-- Exercise details --
Among the records, which lines hold the word "description"? Pick them out.

=== Provided material ===

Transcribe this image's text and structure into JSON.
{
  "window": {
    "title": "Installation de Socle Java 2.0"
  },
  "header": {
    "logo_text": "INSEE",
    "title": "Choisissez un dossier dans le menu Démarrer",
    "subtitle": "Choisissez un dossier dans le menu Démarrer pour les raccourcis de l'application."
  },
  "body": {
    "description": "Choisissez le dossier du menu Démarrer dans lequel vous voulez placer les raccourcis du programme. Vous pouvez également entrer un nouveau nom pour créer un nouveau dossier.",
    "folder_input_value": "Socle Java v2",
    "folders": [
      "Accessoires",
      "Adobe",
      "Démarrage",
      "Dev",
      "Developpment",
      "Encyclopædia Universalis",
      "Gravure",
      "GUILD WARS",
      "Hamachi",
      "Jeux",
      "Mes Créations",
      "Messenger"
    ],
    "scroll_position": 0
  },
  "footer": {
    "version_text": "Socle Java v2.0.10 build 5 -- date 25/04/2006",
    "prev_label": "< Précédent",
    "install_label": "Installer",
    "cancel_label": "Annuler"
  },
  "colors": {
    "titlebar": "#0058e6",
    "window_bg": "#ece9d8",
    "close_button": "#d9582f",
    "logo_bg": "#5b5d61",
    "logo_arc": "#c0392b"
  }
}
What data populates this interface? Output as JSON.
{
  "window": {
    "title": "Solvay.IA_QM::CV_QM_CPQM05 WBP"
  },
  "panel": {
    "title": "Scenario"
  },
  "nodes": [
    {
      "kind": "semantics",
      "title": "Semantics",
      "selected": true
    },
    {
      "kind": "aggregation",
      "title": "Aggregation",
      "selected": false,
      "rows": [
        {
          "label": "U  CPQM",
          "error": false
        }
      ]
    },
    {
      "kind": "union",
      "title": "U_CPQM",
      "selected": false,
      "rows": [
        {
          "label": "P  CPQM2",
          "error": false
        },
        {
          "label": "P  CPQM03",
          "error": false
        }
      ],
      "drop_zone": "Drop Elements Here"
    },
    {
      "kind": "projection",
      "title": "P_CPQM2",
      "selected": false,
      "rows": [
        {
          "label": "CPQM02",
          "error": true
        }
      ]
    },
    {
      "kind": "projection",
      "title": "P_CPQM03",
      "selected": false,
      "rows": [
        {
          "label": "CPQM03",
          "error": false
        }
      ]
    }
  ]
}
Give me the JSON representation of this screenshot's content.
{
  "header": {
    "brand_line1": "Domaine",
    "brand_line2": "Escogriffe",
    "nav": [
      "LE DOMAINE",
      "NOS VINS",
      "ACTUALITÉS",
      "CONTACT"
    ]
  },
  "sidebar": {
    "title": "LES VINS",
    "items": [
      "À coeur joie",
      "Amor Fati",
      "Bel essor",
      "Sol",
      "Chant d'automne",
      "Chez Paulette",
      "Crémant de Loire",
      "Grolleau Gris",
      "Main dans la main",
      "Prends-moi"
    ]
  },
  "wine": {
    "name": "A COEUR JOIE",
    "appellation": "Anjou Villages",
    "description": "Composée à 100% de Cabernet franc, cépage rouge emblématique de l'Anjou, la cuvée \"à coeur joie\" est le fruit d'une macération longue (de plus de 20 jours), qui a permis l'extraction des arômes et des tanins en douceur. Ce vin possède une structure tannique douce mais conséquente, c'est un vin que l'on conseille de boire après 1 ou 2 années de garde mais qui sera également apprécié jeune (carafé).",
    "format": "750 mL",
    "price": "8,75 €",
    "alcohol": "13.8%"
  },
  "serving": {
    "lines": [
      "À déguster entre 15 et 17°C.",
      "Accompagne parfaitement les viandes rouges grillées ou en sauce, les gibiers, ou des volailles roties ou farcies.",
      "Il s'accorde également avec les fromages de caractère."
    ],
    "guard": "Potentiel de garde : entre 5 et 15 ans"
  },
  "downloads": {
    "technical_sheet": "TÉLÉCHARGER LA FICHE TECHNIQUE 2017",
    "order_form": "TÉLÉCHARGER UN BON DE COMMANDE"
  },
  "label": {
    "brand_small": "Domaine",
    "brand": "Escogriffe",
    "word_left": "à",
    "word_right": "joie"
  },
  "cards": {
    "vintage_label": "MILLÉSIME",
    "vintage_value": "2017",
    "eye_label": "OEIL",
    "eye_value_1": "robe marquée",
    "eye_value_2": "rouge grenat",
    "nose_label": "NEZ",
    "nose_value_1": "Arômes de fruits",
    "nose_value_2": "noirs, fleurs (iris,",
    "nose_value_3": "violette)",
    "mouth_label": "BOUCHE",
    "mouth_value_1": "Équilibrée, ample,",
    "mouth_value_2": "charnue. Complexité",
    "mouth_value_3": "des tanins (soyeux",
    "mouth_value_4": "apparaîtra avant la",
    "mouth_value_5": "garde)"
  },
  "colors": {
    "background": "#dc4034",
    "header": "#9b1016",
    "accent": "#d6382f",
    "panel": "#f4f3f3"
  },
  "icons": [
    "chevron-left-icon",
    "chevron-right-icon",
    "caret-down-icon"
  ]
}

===

-- Exercise solution --
    "description": "Choisissez le dossier du menu Démarrer dans lequel vous voulez placer les raccourcis du programme. Vous pouvez également entrer un nouveau nom pour créer un nouveau dossier.",
    "description": "Composée à 100% de Cabernet franc, cépage rouge emblématique de l'Anjou, la cuvée \"à coeur joie\" est le fruit d'une macération longue (de plus de 20 jours), qui a permis l'extraction des arômes et des tanins en douceur. Ce vin possède une structure tannique douce mais conséquente, c'est un vin que l'on conseille de boire après 1 ou 2 années de garde mais qui sera également apprécié jeune (carafé).",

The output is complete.